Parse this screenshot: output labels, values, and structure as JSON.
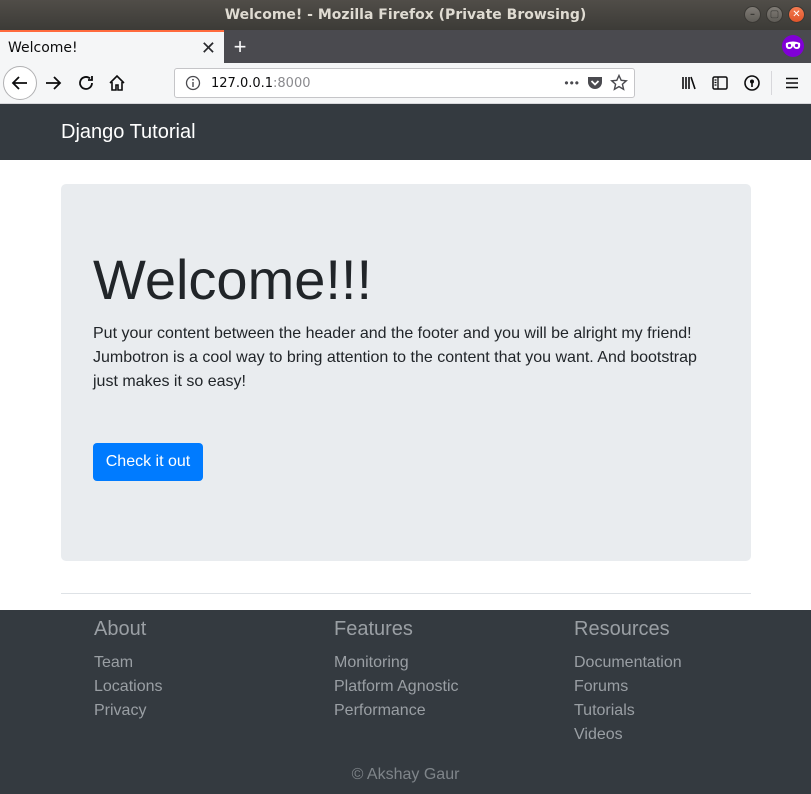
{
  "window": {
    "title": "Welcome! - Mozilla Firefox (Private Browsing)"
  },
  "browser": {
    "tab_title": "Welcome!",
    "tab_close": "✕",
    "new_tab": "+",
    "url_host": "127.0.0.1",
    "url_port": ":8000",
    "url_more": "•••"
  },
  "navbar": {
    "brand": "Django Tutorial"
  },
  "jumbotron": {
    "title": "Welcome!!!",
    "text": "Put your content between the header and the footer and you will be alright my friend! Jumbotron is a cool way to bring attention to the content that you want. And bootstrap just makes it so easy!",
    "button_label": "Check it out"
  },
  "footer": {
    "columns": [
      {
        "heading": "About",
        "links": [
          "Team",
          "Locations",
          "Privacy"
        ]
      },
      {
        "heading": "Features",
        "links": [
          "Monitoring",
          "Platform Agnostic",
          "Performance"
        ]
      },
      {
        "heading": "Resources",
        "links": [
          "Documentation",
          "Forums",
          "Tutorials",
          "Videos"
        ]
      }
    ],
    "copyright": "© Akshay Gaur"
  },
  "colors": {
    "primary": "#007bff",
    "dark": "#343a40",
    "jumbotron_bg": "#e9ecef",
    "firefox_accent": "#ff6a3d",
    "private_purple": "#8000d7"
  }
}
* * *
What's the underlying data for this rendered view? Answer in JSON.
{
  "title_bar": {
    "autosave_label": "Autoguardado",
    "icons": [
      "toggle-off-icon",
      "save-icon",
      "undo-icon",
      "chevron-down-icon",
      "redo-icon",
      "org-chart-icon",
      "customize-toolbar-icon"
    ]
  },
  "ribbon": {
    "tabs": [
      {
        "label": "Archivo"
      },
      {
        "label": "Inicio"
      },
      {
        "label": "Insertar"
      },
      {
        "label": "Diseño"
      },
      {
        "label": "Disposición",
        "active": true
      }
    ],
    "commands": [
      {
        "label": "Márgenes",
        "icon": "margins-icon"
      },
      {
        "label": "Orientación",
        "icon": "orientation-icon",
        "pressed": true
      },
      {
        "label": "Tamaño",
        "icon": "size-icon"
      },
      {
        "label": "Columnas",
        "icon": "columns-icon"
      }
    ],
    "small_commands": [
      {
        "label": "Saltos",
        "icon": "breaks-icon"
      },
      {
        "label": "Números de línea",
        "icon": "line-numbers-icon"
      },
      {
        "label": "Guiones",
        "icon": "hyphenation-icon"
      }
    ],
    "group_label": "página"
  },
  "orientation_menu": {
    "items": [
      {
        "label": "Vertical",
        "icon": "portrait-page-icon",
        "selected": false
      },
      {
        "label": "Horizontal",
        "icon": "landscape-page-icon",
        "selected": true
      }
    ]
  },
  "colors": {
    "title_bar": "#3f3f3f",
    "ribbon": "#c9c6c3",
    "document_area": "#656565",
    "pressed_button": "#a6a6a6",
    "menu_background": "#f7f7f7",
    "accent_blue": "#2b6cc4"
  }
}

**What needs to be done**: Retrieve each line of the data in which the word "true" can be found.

**Output of the task**:
        "active": true
        "pressed": true
        "selected": true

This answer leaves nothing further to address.